** SUPPLIED DATA follows **

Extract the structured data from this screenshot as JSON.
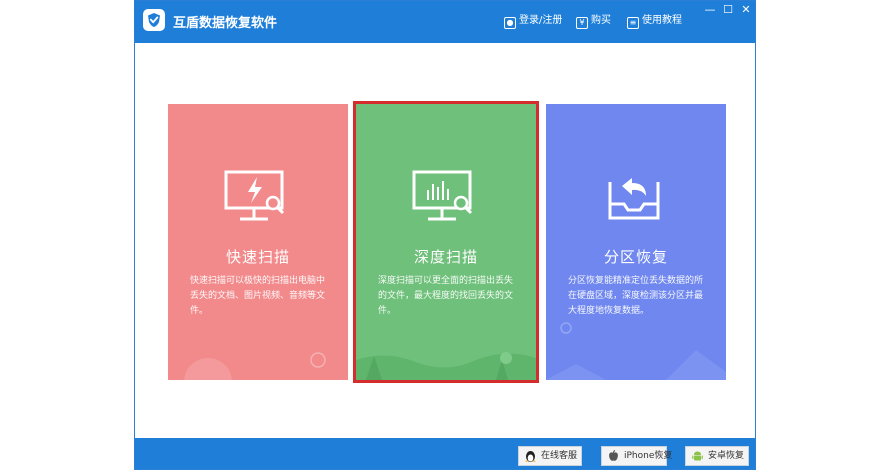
{
  "app": {
    "title": "互盾数据恢复软件",
    "brand_color": "#1f7fd8"
  },
  "topbar": {
    "login_label": "登录/注册",
    "buy_label": "购买",
    "tutorial_label": "使用教程",
    "minimize_glyph": "—",
    "maximize_glyph": "☐",
    "close_glyph": "✕"
  },
  "cards": [
    {
      "title": "快速扫描",
      "description": "快速扫描可以极快的扫描出电脑中丢失的文档、图片视频、音频等文件。",
      "icon": "monitor-lightning-icon",
      "color": "#f28a8c"
    },
    {
      "title": "深度扫描",
      "description": "深度扫描可以更全面的扫描出丢失的文件，最大程度的找回丢失的文件。",
      "icon": "monitor-chart-icon",
      "color": "#6ec07a",
      "selected": true
    },
    {
      "title": "分区恢复",
      "description": "分区恢复能精准定位丢失数据的所在硬盘区域，深度检测该分区并最大程度地恢复数据。",
      "icon": "tray-restore-icon",
      "color": "#6f87ef"
    }
  ],
  "bottombar": {
    "online_service_label": "在线客服",
    "iphone_recovery_label": "iPhone恢复",
    "android_recovery_label": "安卓恢复"
  }
}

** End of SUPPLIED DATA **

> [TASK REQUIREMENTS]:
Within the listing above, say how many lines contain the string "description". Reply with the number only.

> [RESULT FOR THIS EXERCISE]:
3